Capital Gains Tax and Rent a Room

Oct 27, 2021

What is the position on Capital Gains Tax and Rent a Room?

Capital Gain Taxs and Rent A Room relief offer a unique tax saving opportunity. Rent-a-room relief aims to encourage those with spare rooms in their homes to let them out to increase the supply of furnished rental accommodation. Under the scheme, a person can earn up to £7,500 each tax year tax-free from letting out furnished accommodation in their own home. The limit is halved where the income is shared by two or more people, each person being able to earn £3,750 tax-free a year.

But there may be another compelling reason why you might want to consider the rent a room scheme. If you let your property under an Assured Shorthold Tenancy, when it comes to selling it you will need to consider Capital Gains Tax. If you let out part of your house under the rent a room scheme there is no Capital Gains Tax implication.

For some of our clients, this has resulted in significant tax savings, not only in income tax but in terms of CGT too. In one instance, an investor had bought their student son a property in which the son lived in for 4 years during his student days with 3 of his friends under the rent a room scheme. Not only did he get his personal tax allowance plus the £7500 rent a room allowance, when he left university he was able to sell the property, which had risen significantly, and paid no CGT.

Automatic exemption

Where rental income is less than the rent-a-room limit of £7,500 (or £3,750 where income is shared), the tax exemption is automatic. There is no need to tell HMRC about the rental income, or claim the relief.

Rental income of more than the tax-free limit

If the rental income that a taxpayer receives from letting a room in their house exceeds the rent-a-room limit of £7,500 (or £3,750 where income is shared), the taxpayer has the option of claiming rent-a-room relief or working out the associated rental profit in the usual way. Where rent-a-room relief is claimed, the taxpayer simply deducts the rent-a-room tax-free limit from their rental income to arrive at their taxable rental profit.

Where rental profit exceeds the tax-free rent-a-room limit, the taxpayer must complete a self-assessment tax return. If the relief is to be claimed, the claim can be made in the tax return. Whether a claim is worthwhile or not will depend on whether actual expenses are more than the rent-a-room tax-free limit.

Example

Pippa lives alone and lets out a furnished room in her home, receiving rental income of £10,000 for the tax year. Her associated expenses are £2,000. If she claims rent-a-room relief, she will pay tax on rental profits of £2,500 (£10,000 – £7,500). However, if she does not claim the relief, she will pay tax on the excess of her rental income over her actual expenses, a taxable rental profit of £8,000 (£10,000 – £2,000). Opting into the scheme is clearly beneficial as this reduces her taxable rental profits by £5,500. If Pippa is a higher rate taxpayer, this will save her tax of £2,200 (£5,500 @ 40%).

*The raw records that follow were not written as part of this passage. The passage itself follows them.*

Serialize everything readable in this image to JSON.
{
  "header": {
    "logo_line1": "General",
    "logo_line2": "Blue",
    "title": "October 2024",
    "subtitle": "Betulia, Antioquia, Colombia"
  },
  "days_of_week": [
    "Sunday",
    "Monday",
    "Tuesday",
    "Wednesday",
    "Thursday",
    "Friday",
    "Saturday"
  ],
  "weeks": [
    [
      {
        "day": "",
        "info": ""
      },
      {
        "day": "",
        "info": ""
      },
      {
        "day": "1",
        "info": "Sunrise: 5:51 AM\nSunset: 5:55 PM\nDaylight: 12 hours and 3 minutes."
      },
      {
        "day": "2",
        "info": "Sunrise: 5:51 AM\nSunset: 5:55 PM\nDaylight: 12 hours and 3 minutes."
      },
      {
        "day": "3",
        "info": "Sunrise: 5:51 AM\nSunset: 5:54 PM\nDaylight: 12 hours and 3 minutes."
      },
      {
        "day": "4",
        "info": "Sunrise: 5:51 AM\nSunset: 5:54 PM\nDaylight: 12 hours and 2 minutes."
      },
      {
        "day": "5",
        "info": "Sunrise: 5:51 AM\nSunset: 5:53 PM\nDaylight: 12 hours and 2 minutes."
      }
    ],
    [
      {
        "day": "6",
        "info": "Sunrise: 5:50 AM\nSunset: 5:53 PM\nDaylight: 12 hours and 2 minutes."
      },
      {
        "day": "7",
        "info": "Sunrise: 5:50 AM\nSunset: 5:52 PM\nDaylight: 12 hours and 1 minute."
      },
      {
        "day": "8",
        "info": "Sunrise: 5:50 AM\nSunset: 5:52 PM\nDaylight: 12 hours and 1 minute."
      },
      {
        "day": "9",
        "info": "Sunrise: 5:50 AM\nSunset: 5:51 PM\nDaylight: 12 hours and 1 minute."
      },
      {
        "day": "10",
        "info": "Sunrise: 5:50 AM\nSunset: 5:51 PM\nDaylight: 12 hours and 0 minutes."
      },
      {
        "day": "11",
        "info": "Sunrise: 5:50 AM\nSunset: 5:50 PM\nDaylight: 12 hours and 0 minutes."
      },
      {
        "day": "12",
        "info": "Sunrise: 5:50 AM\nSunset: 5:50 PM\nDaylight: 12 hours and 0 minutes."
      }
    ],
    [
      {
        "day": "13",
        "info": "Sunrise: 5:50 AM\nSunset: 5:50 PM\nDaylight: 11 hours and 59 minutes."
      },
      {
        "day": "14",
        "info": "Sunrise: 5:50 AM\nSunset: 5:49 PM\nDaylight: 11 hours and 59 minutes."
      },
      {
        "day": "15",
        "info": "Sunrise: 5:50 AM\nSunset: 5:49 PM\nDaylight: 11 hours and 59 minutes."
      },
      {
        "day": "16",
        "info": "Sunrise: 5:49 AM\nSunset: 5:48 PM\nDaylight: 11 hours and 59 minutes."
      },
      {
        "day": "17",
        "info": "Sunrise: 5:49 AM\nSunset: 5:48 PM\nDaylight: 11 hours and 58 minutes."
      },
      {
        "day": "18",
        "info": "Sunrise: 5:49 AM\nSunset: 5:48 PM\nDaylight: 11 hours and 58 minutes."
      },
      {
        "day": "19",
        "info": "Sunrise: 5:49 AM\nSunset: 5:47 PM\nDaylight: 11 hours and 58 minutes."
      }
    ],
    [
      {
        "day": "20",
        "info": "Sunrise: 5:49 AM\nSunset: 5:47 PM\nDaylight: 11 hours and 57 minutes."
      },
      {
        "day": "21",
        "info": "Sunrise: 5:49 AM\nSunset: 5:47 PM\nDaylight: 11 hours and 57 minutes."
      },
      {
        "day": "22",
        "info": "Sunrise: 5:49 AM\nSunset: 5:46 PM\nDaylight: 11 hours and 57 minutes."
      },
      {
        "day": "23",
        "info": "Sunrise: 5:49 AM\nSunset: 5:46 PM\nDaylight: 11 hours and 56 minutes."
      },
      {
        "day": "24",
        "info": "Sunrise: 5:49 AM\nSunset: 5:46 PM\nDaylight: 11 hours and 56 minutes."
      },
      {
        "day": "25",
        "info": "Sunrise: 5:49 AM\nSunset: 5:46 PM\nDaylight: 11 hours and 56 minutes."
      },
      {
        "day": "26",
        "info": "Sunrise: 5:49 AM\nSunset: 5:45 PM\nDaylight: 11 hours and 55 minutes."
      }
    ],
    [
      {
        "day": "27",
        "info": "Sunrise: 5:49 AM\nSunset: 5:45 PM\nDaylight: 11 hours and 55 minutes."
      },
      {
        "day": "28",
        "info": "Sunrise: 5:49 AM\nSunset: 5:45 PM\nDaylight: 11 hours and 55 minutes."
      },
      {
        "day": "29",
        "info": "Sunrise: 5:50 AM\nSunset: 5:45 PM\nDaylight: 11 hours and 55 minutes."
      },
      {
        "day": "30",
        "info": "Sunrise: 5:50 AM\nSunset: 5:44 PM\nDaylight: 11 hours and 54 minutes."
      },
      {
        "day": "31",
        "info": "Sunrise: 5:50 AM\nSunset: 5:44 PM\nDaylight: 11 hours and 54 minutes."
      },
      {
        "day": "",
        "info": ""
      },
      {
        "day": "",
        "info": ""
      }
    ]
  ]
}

Matteus also lives alone renting out a furnished room in his home. His rental income is also £10,000, but his associated expenses are £9,000. In Matteus’s case, opting into the rent-a-room scheme is not beneficial as doing so will increase his taxable profit from £1,000 (£10,000 – £9,000) to £2,500 (£10,000 – £7,500).

Preserving losses                                                                     

The rent-a-room scheme cannot be used to create a loss, and where actual expenses exceed rental income, it will generally be better not to opt into the scheme in order to preserve the loss so that it can be carried forward and set against future rental profits. However, if the likelihood of being able to use the loss is small, it may be preferable to take advantage of the rent-a-room exemption to save work.

Example

Martha lets a furnished room in her own home, receiving rental income of £3,000. The associated expenses are £4,000. If she chooses to use the rent-a-room scheme (which may be attractive due its simplicity) she does not need to report the income to HMRC. However, if she wishes to preserve the loss of £1,000 (£3,000 – £4,000), she will need to complete the property pages of the self-assessment tax return.

No one size fits all

The extent to which it is beneficial to claim rent-a-room relief will depend on personal circumstances. Speak to us to get an insight and set up your tax structure to meet your needs now and in the future.

Get in touch on 0800 907 8633, via tax@fixedfeetr.com or online.

Related blog posts

Got a question for our landlord tax experts?

If there’s a property tax issue that has you puzzled or worried, get in touch. Everyone on our team loves to talk, especially when it helps people like you find peace of mind.